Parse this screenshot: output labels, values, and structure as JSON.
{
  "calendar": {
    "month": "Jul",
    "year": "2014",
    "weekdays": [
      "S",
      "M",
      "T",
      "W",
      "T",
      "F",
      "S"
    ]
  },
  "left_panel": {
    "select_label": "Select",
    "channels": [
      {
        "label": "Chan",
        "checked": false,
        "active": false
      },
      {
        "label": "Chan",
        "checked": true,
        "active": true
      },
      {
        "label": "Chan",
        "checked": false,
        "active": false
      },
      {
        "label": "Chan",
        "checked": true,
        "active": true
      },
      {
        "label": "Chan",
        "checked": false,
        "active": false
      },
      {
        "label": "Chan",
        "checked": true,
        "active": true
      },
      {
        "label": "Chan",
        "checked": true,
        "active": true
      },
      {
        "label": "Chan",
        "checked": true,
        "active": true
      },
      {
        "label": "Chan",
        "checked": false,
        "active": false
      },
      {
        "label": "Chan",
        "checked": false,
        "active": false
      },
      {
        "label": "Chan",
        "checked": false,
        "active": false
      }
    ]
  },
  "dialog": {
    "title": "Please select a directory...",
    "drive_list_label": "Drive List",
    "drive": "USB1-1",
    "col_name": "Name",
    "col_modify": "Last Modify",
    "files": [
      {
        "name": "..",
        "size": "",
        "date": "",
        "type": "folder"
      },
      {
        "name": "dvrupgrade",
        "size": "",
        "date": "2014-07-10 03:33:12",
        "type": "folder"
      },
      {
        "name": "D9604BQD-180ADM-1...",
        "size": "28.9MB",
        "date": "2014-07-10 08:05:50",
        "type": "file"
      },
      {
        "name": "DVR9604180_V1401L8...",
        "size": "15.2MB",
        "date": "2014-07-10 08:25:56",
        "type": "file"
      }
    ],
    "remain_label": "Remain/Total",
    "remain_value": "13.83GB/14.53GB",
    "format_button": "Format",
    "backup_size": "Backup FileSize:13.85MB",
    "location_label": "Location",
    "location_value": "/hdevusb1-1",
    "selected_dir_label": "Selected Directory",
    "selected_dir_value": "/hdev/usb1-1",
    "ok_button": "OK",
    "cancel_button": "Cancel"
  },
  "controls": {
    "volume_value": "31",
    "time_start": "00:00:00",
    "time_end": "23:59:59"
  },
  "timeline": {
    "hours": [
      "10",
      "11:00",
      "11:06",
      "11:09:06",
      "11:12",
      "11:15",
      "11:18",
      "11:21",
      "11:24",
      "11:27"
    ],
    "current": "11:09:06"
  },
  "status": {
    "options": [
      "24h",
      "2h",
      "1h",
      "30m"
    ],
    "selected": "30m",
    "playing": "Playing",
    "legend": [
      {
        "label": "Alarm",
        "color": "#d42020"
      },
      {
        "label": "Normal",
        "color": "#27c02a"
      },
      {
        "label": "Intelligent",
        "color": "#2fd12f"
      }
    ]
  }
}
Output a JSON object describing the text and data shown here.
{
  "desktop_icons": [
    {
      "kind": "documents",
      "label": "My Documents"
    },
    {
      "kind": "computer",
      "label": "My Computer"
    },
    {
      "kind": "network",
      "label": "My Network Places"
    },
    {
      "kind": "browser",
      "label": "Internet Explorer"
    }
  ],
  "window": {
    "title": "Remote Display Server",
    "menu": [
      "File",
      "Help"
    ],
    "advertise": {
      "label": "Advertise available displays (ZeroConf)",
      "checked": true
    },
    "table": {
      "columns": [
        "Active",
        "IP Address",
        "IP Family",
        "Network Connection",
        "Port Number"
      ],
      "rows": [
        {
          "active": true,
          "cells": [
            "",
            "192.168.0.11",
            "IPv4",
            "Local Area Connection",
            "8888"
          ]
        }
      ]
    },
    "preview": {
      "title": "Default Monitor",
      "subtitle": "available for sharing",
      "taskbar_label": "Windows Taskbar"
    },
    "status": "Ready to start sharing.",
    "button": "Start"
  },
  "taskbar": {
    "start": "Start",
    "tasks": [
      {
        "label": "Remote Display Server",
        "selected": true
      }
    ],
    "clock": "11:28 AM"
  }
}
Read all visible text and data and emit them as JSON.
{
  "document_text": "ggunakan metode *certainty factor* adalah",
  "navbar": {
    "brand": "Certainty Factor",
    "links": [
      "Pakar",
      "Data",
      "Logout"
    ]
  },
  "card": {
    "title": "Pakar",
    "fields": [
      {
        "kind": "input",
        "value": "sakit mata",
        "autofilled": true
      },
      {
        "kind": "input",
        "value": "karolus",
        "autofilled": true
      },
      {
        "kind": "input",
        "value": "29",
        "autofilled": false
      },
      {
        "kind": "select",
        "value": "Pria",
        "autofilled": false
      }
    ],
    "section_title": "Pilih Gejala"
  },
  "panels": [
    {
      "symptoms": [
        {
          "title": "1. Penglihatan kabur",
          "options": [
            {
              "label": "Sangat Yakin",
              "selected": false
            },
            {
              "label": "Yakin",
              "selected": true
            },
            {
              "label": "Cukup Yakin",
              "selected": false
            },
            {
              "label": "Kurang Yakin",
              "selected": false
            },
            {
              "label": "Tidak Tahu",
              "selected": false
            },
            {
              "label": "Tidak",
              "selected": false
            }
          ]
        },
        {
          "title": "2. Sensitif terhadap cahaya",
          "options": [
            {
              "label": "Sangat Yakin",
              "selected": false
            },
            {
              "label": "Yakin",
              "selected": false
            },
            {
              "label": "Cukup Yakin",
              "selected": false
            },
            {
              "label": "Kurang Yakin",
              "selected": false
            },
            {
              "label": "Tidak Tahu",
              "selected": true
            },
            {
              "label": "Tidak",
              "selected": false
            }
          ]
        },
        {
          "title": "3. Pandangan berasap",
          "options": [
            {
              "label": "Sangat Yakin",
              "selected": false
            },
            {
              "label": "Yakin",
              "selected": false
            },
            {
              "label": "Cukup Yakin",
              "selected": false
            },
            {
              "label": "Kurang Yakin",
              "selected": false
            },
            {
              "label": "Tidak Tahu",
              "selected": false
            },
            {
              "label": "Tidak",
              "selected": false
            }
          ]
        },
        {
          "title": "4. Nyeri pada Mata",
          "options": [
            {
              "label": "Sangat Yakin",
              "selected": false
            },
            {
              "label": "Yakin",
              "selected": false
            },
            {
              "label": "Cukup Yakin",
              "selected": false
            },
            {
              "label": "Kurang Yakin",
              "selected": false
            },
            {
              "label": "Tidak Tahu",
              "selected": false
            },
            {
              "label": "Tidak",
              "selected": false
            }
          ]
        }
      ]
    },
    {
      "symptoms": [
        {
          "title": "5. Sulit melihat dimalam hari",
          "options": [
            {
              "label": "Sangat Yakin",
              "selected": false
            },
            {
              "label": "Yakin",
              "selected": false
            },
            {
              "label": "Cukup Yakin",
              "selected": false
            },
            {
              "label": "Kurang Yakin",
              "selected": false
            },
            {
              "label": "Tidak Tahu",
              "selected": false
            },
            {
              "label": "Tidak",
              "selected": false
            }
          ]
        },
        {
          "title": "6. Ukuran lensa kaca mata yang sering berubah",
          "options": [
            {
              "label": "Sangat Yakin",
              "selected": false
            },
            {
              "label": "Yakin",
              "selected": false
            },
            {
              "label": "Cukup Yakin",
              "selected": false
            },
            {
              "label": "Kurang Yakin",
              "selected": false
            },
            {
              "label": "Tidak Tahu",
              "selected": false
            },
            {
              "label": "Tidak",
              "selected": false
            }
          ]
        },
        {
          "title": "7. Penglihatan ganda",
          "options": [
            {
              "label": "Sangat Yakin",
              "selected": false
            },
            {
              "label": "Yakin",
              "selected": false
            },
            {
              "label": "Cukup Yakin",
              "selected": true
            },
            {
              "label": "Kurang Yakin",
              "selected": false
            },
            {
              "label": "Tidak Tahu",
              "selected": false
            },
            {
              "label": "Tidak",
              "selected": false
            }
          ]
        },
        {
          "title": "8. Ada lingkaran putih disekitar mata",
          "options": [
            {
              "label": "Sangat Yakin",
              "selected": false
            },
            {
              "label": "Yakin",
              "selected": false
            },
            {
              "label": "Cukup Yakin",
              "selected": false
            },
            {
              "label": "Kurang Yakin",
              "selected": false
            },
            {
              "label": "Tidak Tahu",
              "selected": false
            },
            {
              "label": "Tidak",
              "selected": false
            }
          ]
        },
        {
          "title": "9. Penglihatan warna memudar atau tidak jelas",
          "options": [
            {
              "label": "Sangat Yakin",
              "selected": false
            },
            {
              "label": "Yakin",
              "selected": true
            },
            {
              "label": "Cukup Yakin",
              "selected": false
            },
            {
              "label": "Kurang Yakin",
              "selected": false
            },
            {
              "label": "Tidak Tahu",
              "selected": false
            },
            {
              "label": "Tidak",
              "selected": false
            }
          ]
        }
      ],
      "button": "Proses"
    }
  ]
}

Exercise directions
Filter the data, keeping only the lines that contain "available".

Problem solution
      "label": "Advertise available displays (ZeroConf)",
      "subtitle": "available for sharing",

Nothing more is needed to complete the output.